- Department of Energy. This department is much more national security-oriented than the average person might think. The Department of Energy was founded as an R&D arm of the Department of Defense, and although it has branched out, it still has many responsibilities in that sector. It also has its own intelligence agency that keeps track of who might be developing nuclear weapons. So perhaps not a good target. Its budget is also fairly small, and after setting aside the national security sections, there isn't a lot left to cut.

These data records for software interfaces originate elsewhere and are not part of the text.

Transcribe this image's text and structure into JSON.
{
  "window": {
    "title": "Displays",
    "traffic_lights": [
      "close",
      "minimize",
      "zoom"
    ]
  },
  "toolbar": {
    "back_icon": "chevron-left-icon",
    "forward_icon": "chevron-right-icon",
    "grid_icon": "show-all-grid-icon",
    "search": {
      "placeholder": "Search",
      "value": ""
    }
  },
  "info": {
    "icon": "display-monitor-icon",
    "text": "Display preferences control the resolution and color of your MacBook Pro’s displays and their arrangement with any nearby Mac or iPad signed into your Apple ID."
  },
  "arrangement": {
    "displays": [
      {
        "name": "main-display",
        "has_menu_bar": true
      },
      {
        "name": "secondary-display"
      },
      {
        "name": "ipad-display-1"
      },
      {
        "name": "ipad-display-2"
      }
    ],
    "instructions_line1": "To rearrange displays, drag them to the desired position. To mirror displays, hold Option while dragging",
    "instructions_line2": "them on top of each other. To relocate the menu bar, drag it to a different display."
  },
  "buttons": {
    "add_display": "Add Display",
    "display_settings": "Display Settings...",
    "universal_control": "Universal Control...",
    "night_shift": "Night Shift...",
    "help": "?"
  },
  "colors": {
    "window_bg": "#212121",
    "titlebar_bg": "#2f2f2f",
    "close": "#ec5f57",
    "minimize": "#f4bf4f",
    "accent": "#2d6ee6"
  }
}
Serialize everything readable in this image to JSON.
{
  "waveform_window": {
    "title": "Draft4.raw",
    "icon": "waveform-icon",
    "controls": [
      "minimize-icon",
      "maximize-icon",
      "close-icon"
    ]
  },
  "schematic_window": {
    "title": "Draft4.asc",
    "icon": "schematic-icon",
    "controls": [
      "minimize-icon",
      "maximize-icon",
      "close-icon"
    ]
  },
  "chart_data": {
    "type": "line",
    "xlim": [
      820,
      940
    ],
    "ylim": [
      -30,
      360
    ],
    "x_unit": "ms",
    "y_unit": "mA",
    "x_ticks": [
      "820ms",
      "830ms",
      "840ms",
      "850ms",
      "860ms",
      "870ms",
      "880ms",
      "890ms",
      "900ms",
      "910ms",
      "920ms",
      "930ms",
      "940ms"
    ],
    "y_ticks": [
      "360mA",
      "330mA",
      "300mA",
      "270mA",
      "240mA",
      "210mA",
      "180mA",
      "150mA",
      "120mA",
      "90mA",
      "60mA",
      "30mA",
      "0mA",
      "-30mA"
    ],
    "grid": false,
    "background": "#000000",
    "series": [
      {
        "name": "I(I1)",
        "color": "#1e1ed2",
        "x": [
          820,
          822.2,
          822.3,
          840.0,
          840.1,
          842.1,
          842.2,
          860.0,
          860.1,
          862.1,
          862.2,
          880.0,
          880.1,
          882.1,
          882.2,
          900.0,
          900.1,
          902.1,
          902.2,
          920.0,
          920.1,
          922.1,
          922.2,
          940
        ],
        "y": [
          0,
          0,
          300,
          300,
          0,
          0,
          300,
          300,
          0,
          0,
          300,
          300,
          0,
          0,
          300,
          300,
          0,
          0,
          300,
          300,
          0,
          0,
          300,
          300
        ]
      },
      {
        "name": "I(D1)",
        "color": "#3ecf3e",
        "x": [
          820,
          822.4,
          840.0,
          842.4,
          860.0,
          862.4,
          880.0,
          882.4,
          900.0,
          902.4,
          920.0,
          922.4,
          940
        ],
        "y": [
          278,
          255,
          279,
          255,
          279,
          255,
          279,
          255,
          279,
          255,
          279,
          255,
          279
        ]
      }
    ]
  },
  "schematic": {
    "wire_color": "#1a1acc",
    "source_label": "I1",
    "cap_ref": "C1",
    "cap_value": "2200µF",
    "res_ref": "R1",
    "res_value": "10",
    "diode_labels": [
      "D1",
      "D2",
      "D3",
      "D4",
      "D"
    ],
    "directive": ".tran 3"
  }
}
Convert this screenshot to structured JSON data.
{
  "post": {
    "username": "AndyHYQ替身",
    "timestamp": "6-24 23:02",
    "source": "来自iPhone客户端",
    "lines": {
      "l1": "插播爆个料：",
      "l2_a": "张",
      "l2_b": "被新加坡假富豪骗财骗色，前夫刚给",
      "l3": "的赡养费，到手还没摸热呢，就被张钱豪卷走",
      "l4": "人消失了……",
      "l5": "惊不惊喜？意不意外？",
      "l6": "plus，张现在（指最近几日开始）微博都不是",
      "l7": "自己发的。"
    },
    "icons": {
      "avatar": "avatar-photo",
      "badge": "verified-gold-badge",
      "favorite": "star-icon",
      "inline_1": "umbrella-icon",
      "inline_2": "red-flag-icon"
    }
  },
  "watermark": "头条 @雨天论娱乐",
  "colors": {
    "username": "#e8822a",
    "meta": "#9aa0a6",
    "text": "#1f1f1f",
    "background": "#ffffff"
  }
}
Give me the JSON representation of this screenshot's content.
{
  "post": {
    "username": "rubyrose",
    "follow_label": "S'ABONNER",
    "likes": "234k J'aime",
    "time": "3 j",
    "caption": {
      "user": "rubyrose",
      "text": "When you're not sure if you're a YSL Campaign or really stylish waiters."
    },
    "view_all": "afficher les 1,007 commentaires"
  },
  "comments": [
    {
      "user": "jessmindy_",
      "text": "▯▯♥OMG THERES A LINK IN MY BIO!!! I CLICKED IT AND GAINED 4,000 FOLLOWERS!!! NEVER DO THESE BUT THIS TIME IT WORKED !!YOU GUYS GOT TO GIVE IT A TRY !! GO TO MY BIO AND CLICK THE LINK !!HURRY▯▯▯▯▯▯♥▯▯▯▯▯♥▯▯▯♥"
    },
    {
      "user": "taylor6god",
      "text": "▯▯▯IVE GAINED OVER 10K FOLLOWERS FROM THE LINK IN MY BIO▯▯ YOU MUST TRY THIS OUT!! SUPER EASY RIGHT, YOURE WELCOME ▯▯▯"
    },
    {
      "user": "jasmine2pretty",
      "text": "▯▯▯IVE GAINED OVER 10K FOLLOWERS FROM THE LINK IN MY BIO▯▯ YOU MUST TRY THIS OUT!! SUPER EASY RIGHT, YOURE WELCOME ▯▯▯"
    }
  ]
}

- Department of Education: Another department that is a reasonable target for cutting, mostly because we are starting to run out of other options. Appearing to be against education offends middle class sensibilities, but depending on a congressperson's district, they can get around this by telling stories of a Swedish grandparent who came over here with one shoe and an eighth grade education, but still managed to work up to owning a broom factory.
- Department of the Treasury: other than the mandatory interest payments on the debt, the Treasury doesn't have that large of a budget, and most of that goes to a few basic programs, such as printing money. Also, the Treasury has many law enforcement duties, which are politically unfeasibly to cut funds for.
- Department of Labor, Department of Interior, Department of Agriculture, Department of Housing and Urban Development, Department of Commerce, NASA and the EPA. These seven departments together are probably the prime targets for budget cutters. There are some problems with some of them, such as national security concerns (for NASA) and regional political concerns (such as Agriculture in rural states). However, there is an even bigger problem: these seven agencies together make up only around 125 billion dollars a year, or a little less than 10% of the federal discretionary budget. So cuts would have to be made very deeply into
them to stop the larger growth of the other programs outlined above.
A much more involved, and numerical description of this problem could be undertaken. I didn't give the exact numbers for the departments involved, and a deeper look at the quantitative side of the problem is needed to understand it. But frankly, there is enough quantitative data out there to make anyone's head spin. I thought it was needed to explain some of the political reasoning, both justified and unjustified, about how things got where they are. And, thus, having concluded this, I am back to writing about comic books.